There is a paradox in Harm OCD that you should be aware of. Harm OCD makes you fearful of your obsessions. You do not want the obsessions and wish that they would go away. For example, the thought, ‘what if I want to drown my cat?’ is an obsession that you do not want.
Your obsessions are however brought on by your triggers. If unchecked and uncorrected, the scope of triggers keeps expanding. You may be triggered by some object that was not a trigger until yesterday. So, maybe until yesterday, a fish tank may not have been triggering but because of the obsession of drowning your cat, the same fish tank becomes triggering today. You then begin to avoid your triggers, so that the obsession does not make an appearance and you don’t feel anxious. Thus, you will not want to see fish tanks anywhere lest you get triggered.
Here is where the paradox comes in. You don’t want to see the fish tank. But your eyes rove around any place to see if there are any fish tanks that you don’t want to see. Meaning – you are seeking out what you think you are avoiding.
This is just one trigger.
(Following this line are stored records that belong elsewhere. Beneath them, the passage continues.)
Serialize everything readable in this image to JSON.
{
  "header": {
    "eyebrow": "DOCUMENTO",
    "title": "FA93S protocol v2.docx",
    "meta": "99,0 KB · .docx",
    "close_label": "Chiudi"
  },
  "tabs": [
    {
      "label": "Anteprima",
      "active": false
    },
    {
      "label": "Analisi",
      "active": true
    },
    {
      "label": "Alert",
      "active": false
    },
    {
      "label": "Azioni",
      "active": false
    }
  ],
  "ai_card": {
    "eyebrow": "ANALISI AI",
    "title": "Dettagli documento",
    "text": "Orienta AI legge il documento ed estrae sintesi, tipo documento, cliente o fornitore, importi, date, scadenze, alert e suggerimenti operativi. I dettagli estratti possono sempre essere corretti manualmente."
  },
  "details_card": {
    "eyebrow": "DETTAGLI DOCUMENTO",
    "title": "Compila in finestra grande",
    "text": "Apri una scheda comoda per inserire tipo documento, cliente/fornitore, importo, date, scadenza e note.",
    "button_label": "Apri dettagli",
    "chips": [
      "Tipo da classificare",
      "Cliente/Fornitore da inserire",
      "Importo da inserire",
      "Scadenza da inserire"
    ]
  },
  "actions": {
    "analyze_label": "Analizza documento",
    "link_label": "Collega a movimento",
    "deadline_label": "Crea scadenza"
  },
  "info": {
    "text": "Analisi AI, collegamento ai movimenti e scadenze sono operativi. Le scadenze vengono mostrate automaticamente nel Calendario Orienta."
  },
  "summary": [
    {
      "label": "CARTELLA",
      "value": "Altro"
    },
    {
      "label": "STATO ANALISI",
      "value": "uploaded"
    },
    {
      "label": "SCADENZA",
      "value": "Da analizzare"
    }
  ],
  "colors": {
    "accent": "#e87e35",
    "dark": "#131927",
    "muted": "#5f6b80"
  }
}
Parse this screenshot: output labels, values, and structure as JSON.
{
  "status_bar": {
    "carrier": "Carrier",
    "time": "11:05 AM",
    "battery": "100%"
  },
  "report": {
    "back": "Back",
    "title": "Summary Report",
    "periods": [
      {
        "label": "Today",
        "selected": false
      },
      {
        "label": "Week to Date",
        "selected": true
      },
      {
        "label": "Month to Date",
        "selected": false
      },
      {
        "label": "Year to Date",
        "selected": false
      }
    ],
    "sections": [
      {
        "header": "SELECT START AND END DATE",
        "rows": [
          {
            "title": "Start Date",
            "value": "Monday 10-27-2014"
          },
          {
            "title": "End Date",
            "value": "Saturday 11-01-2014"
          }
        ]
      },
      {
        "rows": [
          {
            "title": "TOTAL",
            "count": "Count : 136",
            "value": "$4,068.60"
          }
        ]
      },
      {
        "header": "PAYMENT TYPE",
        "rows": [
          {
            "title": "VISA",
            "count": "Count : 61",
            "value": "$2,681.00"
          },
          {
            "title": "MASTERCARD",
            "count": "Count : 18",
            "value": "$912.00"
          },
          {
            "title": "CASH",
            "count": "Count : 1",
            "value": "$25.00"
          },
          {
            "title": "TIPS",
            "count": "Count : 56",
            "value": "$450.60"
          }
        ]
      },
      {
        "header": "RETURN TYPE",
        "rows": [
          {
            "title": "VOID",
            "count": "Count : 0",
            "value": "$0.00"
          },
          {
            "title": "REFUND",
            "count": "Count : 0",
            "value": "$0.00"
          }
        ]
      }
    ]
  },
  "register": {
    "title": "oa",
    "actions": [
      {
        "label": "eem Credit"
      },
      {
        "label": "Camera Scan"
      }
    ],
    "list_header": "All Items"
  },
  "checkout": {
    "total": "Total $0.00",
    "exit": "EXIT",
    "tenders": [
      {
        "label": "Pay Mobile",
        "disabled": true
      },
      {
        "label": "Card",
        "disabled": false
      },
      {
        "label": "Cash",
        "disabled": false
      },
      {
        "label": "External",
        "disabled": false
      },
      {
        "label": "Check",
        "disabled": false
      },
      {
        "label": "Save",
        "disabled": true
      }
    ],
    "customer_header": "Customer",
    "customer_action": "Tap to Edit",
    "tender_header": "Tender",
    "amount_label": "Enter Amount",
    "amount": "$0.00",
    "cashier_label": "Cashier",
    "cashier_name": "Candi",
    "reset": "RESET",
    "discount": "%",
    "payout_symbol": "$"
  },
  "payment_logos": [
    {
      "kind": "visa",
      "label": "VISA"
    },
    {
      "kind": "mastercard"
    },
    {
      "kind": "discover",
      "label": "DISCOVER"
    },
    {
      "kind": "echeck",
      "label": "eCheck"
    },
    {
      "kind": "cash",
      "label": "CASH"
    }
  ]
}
Imagine seeking out pencils, screwdrivers, pairs of scissors, knives, hammers, chemicals, rat poison bottles, and other potential ‘harm implements’ with a view to avoiding them. Most of these objects are daily use objects and you can come across any of them almost anywhere. By seeking out objects that you want to avoid, you are inviting more triggers needlessly. The solution lies in not seeking out the fish tanks and if you learn how to do that, paradoxically, you will stop avoiding fish tanks and the obsession will lose its power. To however identify your triggers, you could consider making a note of your avoidances, and you may find yourself discovering new triggers that may have become subconscious in nature.